Xinyu Hua

A Study On The Diversity Of Supporting Arguments in Online Debate

“He disliked contradiction, and still more, arguments that were continually skipping from one thing to another, introducing new and disconnected points, so that there was no knowing to which to reply.”

– Leo Tolstoy, Anna Karenina

This is the work we submitted to ACL 2017. We study the way human debaters pick and combine different kinds of information from online documents to form a persuasive and coherent argument.

Usually gathering relevant documents and potential references is not hard, given the power of the Internet and search engine. But choosing the most related argument sentences and synthesizing them together can be very challenging.

For example, suppose we want to construct some arguments for how video game can lead to youth violence. What people usually do is to find some facts, evidence, or quotes to support this claim. We aim to automate this process by searching through documents and ranking sentences according to how likely they will be chosen by human editors.

Specifically, we first characterize the type of arguments as Study, Factual, Opinion, and Reasoning. Like many other texts in natural language, it is almost impossible to fully classify all types of arguments by merely four types. We think these four types are the most fundamental and independent ones (even though we still found some arguments lie in the boundary of two or more types).

  • Study A 2015 peer-reviewed study found “compelling evidence that the use of realistic controllers can have a significant effect on the level of cognitive aggression.”
  • Factual The 18-year old gunman who killed 9 people in Munich Germany, on Friday was a fan of first-person shooter video games.
  • Opinion As a parent and grandparent, I think it is important people know everything they can about the extremely violent nature of some of these games.
  • Reasoning Violent video games require active participation and identification with violent characters, which reinforces violent behavior.

So why would we need this type information? We conjecture that for different debate topics and claims, humans have tendencies to use different types of arguments. Knowing the type of a candidate argument can help us to decide if it might be a proper argument for the given claim. For example, if the claim is very general, like Video games are bad for young people, there are wider selection of arguments than a claim like Video games lead to cognitive aggression. Also for such specific claim, results from research studies are preferred than incidental events or logical reasoning.

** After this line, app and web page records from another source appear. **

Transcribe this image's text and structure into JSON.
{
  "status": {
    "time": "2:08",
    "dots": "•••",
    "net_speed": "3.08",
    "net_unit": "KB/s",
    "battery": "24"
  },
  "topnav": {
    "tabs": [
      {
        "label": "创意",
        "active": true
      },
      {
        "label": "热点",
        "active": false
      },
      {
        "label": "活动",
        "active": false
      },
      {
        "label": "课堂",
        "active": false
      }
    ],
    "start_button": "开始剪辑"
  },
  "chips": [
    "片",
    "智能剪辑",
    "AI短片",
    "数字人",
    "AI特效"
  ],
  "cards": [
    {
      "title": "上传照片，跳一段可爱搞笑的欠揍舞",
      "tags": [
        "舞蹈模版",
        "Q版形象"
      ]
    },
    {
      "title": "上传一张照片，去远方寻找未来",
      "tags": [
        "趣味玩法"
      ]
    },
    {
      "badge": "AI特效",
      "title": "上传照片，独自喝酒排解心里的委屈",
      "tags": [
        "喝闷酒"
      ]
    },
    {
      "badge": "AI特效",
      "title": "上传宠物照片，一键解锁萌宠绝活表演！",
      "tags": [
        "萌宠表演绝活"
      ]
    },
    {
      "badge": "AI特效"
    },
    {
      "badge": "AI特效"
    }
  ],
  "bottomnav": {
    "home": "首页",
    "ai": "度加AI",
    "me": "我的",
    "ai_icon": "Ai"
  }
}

To include the type information for relevant argument detection, we design a special feature set which we called Composite Features in our paper. The idea is simple, for each single feature we create four feature functions, each corresponding to one type. And after applying our type prediction model, we only set one of those four feature values to the actual feature values, and let all others to be zero. Experimental results proved the effectiveness of using such feature sets, which also suggests the type information helps.

For details of this work please refer to our paper.